*** SUPPLIED MATERIAL ***

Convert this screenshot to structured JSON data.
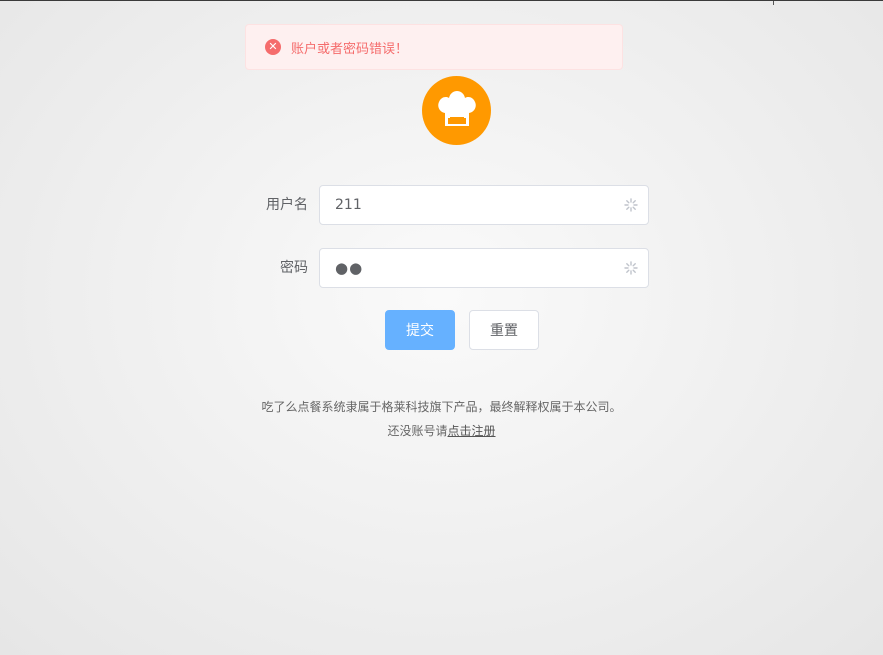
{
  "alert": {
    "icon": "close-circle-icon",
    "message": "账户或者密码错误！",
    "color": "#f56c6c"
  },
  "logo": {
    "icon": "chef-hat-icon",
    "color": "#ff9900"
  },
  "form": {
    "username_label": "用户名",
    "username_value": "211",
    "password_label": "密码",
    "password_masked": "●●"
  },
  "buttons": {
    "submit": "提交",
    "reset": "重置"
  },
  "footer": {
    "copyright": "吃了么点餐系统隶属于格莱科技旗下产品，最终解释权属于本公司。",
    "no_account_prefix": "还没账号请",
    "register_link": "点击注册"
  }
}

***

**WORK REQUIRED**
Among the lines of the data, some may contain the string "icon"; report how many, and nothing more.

**WRITTEN RESPONSE**
2